468 pages. This book started out well enough, giving us the backstory of when Hope was a child and when she first started being forgotten and how she felt. Then it moved a little into things she thought about doing as someone who can never be remembered before ultimately falling on being a thief. And then she got obsessed by one thing – an app called Perfection – and then the author lost me. There are just so many fascinating ways this book could have gone but the constant stream of self-doubt was just too much. I wished there was more details about Claire’s regular interactions throughout her life – the little glimpses we got were the most fascinating parts of the book for me.
My name is Hope Arden, and you won’t know who I am. We’ve met before – a thousand times. But I am the girl the world forgets. No matter what I do, the words I say, the people I hurt, the crimes I commit – you will never remember who I am. That makes my life tricky. But it also makes me dangerous.
[Buy The Sudden Appearance of Hope @ Amazon]
Legendary (Caraval #2), Stephanie Garber
451 pages. Okay – I did like this book, but it does suffer from some of the more disparaged YA troped – especially the one where the young girl is the ONLY person that can save everyone and do everything – I’m talking about Tella here, who was the focus of this book. Her sister was MIA during most of the book despite the fact that she was right there in the same city. Instead of me feeling like Tella was strong and independent, I felt more annoyed that she would not seek help and annoyed by how shallow that seemed, as well as how shallow the entire book seemed beause none of the other characters were portrayed in any detail. I did read Caraval, the first book in the series, and liked it better.

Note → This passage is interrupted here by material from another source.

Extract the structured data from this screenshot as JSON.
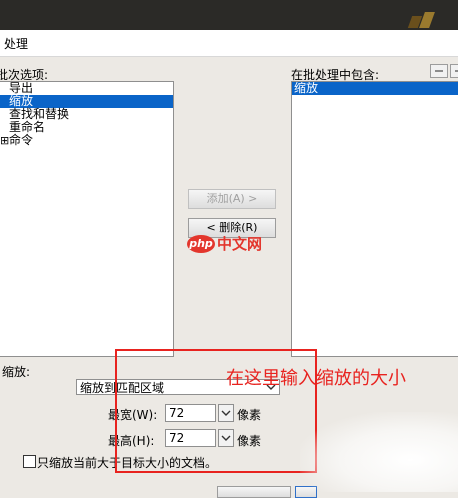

After being swept up in the magical world of Caraval, Donatella Dragna has finally escaped her father and saved her sister, Scarlett, from a disastrous arranged marriage. The girls should be celebrating, but Tella isn’t yet free. She made a desperate bargain with a mysterious criminal, and what Tella owes him no one has ever been able to deliver: Caraval Master Legend’s true name.
The Outsider, Stephen King
561 pages. First off – listen to the audiobook if you can. The narration by Will Paton is amazing – he portrays the characters, the emotions, the suspense in a such a masterful way that you will be transported by this novel. King twisted me up inside with this one as I followed along with the plot – and yes – for bringing Holly into the drama (from Mr. Mercedes). Loved this one – just go pick it up.
An eleven-year-old boy is found in a town park, hideously assaulted and murdered. The fingerprints (and later DNA) are unmistakably those of the town’s most popular baseball coach, Terry Maitland, a man of impeccable reputation, with a wife and two daughters. Detective Ralph Anderson, whose son Maitland coached, orders an immediate and public arrest. Maitland is taken to jail, his claim to innocence scorned. Maitland has a foolproof alibi, with footage to prove that he was in another city when the crime was committed. But that doesn’t save him either.
What’s the biggest book you read this summer? Or do you gravitate towards smaller books … or have a reading slump? Thanks to Book by Book for hosting the Big Book Summer Reading Challenge every summer.
// Comments //
Aj @ Read All The Things!
I’m glad you liked The Outsider and Us Against You. I need to read both of those. I have read Dread Nation. I liked that one.